As users hand over access to their phones’ precise locations, storage and cameras to play the game, the company behind the game reserves the rights to share the data it collects with third parties including potential buyers and law enforcement.
That’s the price to “catch ‘em all” on the free-to-play game. And while companiesregularly collect and profit from user data, Pokémon Go’s massive popularity and reliance on users’ locations and camera access have raised eyebrows in tech circles.
In less than a week we created one of the largest personal location databases in history. But where? For who? This is a digital watershed.
— Kyle Hill (@Sci_Phile) July 11, 2016
Most of us don’t read the privacy policies of apps we use. Indeed, reading all of them would take about 30 days per year, one study found. So it’s safe to assume that many players of Pokémon Go – which threatens to surpass Twitter in daily active users — aren’t reading the fine print before logging on to chuck Poké balls, either.
To understand how the app can use data, it helps to know what data the app can collect.
For Android users, the game can access both the precise and general locations of the device as well as its camera – permissions inherently necessary to play the game. The game can also access users’ USB storage, contacts, network connections and more.
For iPhone users, the game can access users’ location, camera and photos. Many iOS users log in through their Google account, which grants the app full access. This means, per Google, the app “can see and modify nearly all information in your Google Account” including Gmail, Google Drive, Google Maps and more.
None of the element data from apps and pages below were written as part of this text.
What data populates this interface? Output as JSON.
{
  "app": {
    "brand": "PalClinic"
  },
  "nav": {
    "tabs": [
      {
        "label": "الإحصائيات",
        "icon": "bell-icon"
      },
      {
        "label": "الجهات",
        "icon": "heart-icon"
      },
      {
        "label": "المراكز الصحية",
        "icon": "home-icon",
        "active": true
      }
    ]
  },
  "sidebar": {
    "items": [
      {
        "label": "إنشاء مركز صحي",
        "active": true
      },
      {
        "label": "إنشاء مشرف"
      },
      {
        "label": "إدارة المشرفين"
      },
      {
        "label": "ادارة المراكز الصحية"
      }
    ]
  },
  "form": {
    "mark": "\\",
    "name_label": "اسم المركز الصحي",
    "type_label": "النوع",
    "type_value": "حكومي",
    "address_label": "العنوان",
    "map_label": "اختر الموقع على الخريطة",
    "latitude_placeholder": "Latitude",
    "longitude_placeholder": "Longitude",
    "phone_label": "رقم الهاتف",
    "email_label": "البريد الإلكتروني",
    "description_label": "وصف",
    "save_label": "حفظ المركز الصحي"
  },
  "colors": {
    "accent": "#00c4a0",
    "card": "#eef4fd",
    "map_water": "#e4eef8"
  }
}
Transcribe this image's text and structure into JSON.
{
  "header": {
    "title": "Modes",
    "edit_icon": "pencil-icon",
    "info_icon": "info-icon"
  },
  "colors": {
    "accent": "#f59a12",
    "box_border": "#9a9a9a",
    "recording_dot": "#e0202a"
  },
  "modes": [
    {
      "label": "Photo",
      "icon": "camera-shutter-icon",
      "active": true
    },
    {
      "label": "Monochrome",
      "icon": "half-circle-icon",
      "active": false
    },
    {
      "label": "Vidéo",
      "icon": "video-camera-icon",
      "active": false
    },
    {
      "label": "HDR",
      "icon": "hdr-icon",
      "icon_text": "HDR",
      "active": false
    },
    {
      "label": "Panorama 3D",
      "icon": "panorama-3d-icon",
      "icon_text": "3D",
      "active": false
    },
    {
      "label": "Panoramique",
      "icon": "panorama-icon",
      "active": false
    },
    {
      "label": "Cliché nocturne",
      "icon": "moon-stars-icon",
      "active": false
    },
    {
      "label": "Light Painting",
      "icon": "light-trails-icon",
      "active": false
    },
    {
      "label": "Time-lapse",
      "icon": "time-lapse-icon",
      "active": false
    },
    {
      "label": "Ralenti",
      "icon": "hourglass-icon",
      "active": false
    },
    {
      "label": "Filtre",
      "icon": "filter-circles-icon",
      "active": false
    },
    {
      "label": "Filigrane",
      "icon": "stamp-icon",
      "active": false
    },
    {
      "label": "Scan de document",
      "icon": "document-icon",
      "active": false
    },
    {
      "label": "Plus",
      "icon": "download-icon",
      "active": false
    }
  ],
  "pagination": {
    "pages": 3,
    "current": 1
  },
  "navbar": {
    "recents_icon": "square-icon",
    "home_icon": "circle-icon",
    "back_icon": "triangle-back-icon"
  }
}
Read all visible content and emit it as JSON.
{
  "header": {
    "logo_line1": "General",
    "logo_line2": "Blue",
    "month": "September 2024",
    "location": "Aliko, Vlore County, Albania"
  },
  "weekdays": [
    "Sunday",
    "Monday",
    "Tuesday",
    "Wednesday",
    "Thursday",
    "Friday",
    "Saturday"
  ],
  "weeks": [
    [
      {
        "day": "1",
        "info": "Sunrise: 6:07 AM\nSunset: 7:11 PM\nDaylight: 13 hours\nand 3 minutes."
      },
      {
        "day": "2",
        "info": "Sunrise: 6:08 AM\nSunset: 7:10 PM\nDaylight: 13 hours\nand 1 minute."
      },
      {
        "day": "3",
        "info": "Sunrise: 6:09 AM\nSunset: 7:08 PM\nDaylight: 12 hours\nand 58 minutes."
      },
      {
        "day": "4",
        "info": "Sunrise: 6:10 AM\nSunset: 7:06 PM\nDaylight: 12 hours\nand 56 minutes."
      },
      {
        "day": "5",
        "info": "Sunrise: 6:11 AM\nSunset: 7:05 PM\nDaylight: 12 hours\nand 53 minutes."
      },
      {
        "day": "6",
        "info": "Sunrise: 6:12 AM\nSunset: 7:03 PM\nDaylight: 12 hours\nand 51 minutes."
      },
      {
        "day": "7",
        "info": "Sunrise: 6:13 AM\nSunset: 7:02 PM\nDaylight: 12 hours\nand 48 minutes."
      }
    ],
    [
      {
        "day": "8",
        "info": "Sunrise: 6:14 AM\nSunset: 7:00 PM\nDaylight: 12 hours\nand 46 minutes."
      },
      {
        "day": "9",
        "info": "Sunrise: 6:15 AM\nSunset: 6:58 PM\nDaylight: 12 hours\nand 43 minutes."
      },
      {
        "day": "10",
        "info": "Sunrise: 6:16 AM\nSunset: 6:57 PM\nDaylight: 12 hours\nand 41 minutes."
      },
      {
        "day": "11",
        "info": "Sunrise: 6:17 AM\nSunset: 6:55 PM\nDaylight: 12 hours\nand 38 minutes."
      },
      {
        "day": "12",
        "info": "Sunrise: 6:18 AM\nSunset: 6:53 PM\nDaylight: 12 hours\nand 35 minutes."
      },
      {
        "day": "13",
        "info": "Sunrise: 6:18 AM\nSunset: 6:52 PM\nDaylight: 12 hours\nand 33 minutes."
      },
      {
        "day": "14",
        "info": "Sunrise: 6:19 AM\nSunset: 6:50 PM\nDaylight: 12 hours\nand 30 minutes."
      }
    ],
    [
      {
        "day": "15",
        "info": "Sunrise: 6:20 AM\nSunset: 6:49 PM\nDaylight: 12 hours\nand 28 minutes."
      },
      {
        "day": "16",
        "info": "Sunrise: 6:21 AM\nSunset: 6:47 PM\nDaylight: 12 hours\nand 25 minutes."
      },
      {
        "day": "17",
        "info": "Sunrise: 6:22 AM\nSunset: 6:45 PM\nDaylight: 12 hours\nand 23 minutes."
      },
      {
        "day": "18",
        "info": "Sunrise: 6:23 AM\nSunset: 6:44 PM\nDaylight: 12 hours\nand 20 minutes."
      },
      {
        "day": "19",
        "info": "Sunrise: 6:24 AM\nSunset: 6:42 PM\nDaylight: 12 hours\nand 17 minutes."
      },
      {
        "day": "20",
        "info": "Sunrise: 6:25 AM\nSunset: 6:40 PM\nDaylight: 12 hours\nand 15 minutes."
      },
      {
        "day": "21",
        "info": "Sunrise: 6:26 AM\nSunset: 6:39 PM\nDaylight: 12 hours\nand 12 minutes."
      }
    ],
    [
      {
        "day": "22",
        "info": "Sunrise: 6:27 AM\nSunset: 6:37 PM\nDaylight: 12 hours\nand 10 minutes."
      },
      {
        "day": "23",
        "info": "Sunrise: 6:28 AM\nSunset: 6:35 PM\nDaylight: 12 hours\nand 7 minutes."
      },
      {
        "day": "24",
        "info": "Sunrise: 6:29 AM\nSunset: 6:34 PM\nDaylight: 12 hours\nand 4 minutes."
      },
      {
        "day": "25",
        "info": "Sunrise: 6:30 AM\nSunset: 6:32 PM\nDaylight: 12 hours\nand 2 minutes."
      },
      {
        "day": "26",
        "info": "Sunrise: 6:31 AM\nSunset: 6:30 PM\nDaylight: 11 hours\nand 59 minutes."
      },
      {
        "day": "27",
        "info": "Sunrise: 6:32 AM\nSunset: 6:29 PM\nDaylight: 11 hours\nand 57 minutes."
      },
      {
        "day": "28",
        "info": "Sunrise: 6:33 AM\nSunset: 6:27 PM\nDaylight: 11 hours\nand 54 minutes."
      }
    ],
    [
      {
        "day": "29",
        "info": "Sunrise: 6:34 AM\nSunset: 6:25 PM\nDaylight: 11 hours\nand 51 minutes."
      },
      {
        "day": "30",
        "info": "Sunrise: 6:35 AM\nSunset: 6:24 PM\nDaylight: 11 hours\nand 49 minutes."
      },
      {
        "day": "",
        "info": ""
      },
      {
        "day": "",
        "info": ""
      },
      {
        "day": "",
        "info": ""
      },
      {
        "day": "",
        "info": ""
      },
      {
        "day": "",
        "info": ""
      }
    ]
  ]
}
Jason Hong, an associate professor at Carnegie Mellon University’s CyLab Security and Privacy Institute, analyzes apps’ privacy for PrivacyGrade.org. He said just how Niantic uses that data will be dictated by its business model, which doesn’t seem clear at the moment.